EXERCISE REQUIREMENTS: Each line of the records below that holds "sender" should be copied out.

MATERIAL TO PROCESS:
--

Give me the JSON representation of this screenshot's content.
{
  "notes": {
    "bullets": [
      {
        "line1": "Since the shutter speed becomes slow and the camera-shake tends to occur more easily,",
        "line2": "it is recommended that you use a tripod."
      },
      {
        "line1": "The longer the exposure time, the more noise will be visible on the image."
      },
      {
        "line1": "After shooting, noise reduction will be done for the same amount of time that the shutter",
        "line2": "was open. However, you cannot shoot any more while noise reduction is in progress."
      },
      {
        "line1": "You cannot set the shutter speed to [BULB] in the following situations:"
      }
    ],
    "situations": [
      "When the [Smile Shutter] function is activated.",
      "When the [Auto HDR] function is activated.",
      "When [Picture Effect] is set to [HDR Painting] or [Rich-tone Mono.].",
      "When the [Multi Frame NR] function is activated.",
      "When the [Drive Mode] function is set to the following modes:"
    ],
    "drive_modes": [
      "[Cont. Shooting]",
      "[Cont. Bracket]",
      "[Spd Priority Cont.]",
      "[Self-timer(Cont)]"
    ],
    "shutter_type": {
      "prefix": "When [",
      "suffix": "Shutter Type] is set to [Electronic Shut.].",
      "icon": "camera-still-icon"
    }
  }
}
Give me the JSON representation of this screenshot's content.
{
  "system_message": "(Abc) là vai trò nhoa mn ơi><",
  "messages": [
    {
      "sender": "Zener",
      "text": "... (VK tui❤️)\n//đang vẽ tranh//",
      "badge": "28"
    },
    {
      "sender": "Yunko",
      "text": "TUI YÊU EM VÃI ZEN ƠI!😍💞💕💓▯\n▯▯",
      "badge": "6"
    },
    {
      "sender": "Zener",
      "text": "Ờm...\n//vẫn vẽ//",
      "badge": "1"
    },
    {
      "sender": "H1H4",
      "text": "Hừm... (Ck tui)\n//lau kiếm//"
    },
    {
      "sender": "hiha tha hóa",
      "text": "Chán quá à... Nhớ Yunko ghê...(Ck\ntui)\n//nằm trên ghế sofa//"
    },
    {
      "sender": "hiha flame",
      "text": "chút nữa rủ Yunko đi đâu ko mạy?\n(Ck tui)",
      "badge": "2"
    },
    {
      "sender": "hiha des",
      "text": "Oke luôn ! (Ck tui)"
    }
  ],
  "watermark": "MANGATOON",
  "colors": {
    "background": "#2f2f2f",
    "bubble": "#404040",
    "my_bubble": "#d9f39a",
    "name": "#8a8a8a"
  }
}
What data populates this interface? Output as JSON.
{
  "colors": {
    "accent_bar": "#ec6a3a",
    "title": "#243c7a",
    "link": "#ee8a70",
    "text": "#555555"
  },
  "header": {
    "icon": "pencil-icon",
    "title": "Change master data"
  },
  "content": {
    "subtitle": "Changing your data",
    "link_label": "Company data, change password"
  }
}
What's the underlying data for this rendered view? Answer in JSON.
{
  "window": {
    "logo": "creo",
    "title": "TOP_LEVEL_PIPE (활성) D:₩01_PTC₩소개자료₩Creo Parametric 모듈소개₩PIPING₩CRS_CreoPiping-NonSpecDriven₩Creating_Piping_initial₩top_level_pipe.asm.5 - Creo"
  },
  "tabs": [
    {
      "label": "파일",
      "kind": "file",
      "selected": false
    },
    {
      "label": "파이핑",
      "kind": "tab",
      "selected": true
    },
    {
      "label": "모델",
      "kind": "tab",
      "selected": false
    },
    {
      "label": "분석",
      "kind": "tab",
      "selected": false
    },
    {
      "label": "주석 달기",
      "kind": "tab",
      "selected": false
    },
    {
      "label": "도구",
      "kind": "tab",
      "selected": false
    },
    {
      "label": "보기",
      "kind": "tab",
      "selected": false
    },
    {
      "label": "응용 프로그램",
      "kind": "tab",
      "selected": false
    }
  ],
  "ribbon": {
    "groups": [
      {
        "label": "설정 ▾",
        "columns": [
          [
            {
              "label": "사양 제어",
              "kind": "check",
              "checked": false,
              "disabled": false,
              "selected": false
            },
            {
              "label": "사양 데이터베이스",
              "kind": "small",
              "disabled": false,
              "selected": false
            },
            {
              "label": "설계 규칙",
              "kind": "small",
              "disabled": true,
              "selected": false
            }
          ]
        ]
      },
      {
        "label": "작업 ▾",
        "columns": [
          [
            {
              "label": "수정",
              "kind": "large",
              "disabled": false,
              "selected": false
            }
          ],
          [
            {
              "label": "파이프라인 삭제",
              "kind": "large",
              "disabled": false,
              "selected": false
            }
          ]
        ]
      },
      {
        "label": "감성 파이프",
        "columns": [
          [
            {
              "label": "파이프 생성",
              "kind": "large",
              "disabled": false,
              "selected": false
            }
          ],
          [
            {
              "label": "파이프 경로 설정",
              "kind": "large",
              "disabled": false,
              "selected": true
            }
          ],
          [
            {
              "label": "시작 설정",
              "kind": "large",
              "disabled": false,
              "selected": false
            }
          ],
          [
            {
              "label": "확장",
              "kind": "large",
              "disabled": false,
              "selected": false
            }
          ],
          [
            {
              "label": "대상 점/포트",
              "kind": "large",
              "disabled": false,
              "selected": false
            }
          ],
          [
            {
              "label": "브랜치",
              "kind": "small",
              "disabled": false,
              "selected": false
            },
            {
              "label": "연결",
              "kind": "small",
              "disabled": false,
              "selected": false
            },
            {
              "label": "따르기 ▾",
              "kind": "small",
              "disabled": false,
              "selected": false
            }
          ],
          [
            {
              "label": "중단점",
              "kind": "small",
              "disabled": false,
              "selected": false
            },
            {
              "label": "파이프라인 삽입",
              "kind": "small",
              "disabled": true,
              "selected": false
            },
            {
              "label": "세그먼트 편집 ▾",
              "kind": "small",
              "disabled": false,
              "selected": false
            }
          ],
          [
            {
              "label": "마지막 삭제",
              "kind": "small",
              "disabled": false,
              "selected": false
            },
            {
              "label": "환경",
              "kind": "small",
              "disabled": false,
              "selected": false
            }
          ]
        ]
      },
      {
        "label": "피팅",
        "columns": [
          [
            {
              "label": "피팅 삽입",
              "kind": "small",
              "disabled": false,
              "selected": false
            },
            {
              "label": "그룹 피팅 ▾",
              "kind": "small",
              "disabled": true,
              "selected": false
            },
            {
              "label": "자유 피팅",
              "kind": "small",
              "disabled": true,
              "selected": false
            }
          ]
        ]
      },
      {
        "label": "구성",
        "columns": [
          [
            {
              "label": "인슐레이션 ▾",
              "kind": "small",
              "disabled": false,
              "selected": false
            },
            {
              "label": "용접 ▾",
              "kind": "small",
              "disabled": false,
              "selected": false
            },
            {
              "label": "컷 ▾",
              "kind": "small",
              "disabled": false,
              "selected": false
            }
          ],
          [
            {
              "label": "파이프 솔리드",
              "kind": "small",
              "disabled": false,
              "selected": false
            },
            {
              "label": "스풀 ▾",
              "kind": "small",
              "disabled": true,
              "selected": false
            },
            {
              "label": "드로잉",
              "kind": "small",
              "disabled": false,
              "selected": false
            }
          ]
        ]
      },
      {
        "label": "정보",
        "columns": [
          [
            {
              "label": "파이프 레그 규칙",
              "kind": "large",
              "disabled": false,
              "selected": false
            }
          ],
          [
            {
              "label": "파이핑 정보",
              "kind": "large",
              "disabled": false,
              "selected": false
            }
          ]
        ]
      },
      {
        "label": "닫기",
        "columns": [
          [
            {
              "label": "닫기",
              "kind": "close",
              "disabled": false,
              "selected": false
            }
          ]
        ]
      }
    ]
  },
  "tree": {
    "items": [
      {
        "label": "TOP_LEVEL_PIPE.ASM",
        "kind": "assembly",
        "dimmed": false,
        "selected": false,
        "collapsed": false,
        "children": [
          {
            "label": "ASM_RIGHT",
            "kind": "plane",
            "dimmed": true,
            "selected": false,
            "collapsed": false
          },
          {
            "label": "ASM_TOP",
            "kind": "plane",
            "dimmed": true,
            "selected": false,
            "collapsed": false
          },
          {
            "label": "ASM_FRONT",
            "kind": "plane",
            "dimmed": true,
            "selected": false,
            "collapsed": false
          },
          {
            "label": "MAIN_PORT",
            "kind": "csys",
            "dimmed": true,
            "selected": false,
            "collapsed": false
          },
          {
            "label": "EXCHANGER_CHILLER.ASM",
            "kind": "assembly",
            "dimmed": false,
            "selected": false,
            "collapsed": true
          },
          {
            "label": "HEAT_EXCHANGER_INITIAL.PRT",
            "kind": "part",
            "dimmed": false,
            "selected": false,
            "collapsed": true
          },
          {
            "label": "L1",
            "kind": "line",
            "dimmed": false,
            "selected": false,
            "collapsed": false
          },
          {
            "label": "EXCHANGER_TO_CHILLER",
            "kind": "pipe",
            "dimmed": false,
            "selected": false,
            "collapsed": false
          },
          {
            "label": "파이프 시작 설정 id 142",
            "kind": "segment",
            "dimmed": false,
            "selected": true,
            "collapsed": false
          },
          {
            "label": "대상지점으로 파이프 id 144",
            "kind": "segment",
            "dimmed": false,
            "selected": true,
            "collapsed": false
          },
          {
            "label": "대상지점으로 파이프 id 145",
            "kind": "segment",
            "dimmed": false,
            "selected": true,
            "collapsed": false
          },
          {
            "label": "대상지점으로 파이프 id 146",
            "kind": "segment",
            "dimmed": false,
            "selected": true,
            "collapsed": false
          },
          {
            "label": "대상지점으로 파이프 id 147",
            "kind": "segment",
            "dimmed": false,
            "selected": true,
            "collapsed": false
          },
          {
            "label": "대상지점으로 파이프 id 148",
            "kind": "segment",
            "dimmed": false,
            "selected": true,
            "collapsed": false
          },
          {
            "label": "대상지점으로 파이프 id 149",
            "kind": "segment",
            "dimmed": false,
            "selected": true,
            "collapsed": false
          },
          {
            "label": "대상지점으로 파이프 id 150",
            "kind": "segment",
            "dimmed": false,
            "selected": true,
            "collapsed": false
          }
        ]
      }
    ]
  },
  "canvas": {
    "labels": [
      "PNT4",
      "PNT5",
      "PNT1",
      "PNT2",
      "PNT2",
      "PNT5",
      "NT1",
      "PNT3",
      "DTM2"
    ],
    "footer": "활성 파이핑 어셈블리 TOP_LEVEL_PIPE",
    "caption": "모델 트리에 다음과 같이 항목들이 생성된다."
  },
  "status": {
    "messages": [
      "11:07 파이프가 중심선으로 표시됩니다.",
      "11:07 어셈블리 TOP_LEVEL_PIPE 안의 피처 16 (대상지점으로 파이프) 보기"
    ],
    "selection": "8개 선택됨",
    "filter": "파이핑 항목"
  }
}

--

EXERCISE OUTPUT:
      "sender": "Zener",
      "sender": "Yunko",
      "sender": "Zener",
      "sender": "H1H4",
      "sender": "hiha tha hóa",
      "sender": "hiha flame",
      "sender": "hiha des",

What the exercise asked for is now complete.